Six guests joined the professional crew setting sails, hauling lines and lugging cannons across the deck as the schooner Pride of Baltimore II made its return to the Inner Harbor on Saturday, marking the end of their week-long stint tasting the life of a 19th century sailor.
Jim Bergeron, a retired insurance agent, said he's been sailing in the Chesapeake Bay for 40 years but heading out on the large Pride was a different kind of experience.
"Tacking my 30 foot sailboat is no big deal," he said. The same maneuver aboard the Pride involves careful coordination among the crew to adjust an array of sails.
Since 1988 the Pride of Baltimore II has served as an ambassador for the city and Maryland, sailing around the United States and further afield to promote tourism, business and the Chesapeake Bay. The ship is built to resemble the fast Baltimore clippers of the early 19th century that took a role in harassing British commercial ships during in the War of 1812.
Its arrival back in Baltimore Saturday was the culmination of a 2,700 mile voyage down to Bermuda, via Charleston, and a race from there up to Boston. It was there the six guest crew joined.
The 109-foot ship, with its distinctive raked masts, takes a crew of a dozen to sail. On Saturday they worked under captain Jan Miles, who gripped a wide-bottomed mug of coffee and called out jargon-laden orders that sent the crew scurrying to their tasks. Miles said his relationship with the other sailors is like that between a conductor and an orchestra.
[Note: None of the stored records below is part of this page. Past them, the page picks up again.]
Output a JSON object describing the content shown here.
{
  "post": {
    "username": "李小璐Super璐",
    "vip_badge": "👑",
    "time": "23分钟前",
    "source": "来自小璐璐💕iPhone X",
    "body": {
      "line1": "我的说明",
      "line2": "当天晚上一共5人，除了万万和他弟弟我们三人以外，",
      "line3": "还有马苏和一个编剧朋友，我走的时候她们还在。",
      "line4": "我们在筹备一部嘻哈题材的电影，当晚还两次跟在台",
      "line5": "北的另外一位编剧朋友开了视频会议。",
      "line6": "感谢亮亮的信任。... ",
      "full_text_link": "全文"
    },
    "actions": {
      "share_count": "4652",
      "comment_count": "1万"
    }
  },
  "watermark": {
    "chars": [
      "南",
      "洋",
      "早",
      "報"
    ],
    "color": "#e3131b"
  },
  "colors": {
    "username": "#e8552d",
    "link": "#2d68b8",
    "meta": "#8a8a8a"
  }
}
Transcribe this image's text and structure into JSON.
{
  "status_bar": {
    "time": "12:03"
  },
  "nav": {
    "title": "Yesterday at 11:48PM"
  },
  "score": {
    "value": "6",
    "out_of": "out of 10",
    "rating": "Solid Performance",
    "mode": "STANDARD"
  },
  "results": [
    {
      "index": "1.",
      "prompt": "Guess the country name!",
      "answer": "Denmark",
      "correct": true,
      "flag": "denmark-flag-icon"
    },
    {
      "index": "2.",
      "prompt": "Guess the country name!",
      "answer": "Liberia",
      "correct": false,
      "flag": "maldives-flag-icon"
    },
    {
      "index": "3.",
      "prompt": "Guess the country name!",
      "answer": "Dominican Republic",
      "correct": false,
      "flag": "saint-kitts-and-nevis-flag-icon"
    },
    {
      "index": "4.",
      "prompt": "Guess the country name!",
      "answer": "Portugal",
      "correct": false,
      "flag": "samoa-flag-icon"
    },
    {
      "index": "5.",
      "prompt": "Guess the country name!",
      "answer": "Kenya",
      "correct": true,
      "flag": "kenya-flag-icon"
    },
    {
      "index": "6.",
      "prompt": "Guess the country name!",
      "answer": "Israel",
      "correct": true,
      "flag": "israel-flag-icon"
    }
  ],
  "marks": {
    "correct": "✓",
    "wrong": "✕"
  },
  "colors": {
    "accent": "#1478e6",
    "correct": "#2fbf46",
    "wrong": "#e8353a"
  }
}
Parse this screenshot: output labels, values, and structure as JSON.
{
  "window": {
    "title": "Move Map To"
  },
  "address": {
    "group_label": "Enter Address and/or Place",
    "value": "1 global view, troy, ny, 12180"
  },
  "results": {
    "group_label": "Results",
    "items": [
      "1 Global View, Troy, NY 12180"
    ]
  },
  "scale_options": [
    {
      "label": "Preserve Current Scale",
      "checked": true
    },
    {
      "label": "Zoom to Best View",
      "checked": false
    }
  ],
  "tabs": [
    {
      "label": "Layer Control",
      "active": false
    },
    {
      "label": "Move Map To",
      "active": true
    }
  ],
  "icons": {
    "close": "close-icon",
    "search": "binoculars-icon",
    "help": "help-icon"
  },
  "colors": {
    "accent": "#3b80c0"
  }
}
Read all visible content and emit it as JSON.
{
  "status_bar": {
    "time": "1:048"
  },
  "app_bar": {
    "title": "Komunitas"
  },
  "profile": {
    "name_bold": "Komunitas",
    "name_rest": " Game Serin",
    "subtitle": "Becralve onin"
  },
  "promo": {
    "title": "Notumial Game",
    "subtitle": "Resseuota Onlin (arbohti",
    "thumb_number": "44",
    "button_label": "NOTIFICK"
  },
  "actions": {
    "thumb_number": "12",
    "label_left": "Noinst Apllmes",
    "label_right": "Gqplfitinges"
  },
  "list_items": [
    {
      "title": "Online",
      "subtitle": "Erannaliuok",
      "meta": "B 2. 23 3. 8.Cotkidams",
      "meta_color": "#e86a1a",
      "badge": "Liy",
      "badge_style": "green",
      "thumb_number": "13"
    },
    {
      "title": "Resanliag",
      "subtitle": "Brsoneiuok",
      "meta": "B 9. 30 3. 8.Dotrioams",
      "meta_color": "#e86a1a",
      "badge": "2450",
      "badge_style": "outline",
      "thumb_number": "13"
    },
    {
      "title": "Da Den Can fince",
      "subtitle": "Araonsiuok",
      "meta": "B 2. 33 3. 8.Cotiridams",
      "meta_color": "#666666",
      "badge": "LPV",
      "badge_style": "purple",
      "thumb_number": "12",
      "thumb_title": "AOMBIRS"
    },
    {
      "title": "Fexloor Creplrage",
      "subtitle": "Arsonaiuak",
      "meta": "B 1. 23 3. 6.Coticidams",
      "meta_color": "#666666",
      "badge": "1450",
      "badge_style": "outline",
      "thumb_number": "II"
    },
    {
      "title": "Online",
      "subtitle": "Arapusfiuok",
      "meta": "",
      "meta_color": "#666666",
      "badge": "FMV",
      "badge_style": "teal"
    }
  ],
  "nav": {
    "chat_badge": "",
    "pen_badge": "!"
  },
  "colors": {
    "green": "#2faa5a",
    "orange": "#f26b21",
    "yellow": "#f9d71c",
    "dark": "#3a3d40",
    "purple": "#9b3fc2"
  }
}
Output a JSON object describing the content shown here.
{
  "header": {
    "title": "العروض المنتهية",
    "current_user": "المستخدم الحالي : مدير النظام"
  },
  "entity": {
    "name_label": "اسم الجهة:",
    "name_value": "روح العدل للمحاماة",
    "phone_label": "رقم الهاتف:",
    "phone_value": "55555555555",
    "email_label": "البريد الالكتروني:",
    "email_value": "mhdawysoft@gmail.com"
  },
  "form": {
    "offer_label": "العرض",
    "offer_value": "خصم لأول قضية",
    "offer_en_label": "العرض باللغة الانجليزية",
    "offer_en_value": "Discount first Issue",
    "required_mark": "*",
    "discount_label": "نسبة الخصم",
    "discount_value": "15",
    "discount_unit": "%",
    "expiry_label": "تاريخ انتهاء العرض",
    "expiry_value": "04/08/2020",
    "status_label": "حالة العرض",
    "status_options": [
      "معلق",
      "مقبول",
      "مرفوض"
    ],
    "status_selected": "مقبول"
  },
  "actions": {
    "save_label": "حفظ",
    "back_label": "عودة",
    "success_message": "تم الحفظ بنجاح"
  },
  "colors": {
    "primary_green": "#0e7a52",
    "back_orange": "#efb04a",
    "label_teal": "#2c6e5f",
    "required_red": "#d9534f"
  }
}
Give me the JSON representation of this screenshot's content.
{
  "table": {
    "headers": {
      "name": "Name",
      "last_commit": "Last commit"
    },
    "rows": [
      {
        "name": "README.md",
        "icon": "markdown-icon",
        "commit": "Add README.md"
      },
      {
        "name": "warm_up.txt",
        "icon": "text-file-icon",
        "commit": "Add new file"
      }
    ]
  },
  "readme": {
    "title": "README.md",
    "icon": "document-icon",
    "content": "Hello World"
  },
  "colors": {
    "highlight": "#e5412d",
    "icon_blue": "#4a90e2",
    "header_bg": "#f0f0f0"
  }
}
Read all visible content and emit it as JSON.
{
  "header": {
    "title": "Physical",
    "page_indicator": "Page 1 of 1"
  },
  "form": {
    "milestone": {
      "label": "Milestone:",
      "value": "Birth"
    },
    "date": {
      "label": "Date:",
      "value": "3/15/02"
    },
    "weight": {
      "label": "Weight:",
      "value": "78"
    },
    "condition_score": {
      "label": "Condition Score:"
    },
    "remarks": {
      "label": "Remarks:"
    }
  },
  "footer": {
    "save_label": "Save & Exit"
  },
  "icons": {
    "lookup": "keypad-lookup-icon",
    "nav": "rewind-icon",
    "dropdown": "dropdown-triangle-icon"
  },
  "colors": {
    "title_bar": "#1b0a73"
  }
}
"Everyone knows what they're doing, it's just a matter of someone calling out the timing," he said.
The guest crew take spots in the ship's 4-hours on, 4-hours off schedule and said their role was to help the professionals when they could and stay out of the way when they couldn't.
Lisa McGrath, a lawyer from Lutherville, said her only previous experience of sailing was a three hour trip two decades ago, but after learning about the Pride online she decided to sign up for the trip.
"When they call out an order I just watch to see where everyone else goes," she said.
Terry Duffy, a retired garbageman from San Jose, Calif., said he first encountered the Pride in 2014. He grew more interested, until there he was standing on deck as they left Boston a week ago.
"The work is insanely hard," Duffy said. "You can't believe they do this day in, day out."
The Pride set off from Vane Brothers in South Baltimore Saturday morning — there was a slight delay when it had to go back for two late-arriving passengers — backing away from the dock under engine power before the crew began unfurling the sails.
Bergeron helped other crew members as they yanked on one of the Pride's lines to set the stay sail, before stepping back while they pulled with deep lunging movements toward the deck to shift it the final few inches into position.
Next, the fore sail unfurled with a quick whoosh of rope.
The ship began to pick up speed and headed out to the Key Bridge, where it turned around under the watch of a gaggle of cormorants and began the welcome-home journey through the harbor.
The Baltimore Fire Department sent out a ship to send up a spray from its water cannons, photographers snapped pictures from the deck of a tugboat and small drone buzzed overhead.
At Fort McHenry, the Pride began firing its cannons, each blast enveloping the deck in thick white smoke and sending alarmed children on the shore running.
Sailing into Baltimore isn't without difficulties, Miles said — buildings on the city skyline can interfere with the wind. But conditions were good on Saturday and the ship glided past Canton and into the Inner Harbor, where the crew executed a tight turn and blasted away with the cannons some more before approaching a pier in Fells Point.
With friends and family waiting, the guest sailors had one last job to do: Hauling the gangway into position that they would walk across to return to life on dry land.